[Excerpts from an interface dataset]
----------

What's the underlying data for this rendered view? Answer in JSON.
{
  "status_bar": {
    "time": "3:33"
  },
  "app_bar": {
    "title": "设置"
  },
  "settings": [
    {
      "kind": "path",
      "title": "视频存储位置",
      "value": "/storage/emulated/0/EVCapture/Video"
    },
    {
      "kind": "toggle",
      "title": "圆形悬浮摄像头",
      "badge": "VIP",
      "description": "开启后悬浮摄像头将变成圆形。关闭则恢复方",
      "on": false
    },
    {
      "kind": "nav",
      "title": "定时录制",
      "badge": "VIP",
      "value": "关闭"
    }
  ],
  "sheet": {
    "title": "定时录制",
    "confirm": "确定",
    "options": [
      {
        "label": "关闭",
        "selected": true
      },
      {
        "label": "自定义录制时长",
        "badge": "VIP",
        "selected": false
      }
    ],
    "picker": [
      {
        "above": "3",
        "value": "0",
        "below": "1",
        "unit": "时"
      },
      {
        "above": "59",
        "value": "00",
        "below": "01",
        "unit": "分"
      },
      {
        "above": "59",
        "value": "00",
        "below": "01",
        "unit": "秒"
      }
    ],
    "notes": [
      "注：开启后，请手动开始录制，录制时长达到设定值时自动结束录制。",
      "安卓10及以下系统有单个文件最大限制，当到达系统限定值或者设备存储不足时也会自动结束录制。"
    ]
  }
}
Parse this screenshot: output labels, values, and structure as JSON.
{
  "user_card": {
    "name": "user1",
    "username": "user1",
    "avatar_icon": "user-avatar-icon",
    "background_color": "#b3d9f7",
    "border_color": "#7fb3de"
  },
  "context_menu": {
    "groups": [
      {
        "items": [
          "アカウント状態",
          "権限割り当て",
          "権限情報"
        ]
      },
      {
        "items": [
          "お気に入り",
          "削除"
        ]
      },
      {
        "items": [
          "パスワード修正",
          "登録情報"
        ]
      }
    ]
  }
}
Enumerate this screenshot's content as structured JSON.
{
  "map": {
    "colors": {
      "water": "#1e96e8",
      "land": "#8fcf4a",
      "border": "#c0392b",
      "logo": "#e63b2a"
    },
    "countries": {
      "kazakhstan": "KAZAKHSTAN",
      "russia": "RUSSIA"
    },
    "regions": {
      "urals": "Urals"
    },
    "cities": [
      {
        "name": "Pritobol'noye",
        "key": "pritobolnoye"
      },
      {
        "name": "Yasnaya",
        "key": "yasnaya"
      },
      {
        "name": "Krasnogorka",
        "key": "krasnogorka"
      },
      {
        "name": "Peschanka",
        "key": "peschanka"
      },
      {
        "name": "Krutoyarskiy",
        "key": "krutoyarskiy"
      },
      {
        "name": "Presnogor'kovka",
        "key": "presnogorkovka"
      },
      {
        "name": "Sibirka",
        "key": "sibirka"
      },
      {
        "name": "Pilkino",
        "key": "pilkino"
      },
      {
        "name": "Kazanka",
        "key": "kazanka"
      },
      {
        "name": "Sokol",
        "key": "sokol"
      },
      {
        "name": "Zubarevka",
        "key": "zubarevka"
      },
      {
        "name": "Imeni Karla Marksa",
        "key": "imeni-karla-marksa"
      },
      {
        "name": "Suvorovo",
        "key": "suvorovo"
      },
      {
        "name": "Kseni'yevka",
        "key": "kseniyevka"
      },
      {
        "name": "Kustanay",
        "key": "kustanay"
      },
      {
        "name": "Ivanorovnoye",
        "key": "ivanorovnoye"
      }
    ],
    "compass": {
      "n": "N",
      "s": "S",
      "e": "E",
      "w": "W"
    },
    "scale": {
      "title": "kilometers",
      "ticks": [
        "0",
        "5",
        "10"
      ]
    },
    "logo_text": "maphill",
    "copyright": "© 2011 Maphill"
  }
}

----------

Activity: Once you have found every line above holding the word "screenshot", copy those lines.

Reply:
Parse this screenshot: output labels, values, and structure as JSON.
Enumerate this screenshot's content as structured JSON.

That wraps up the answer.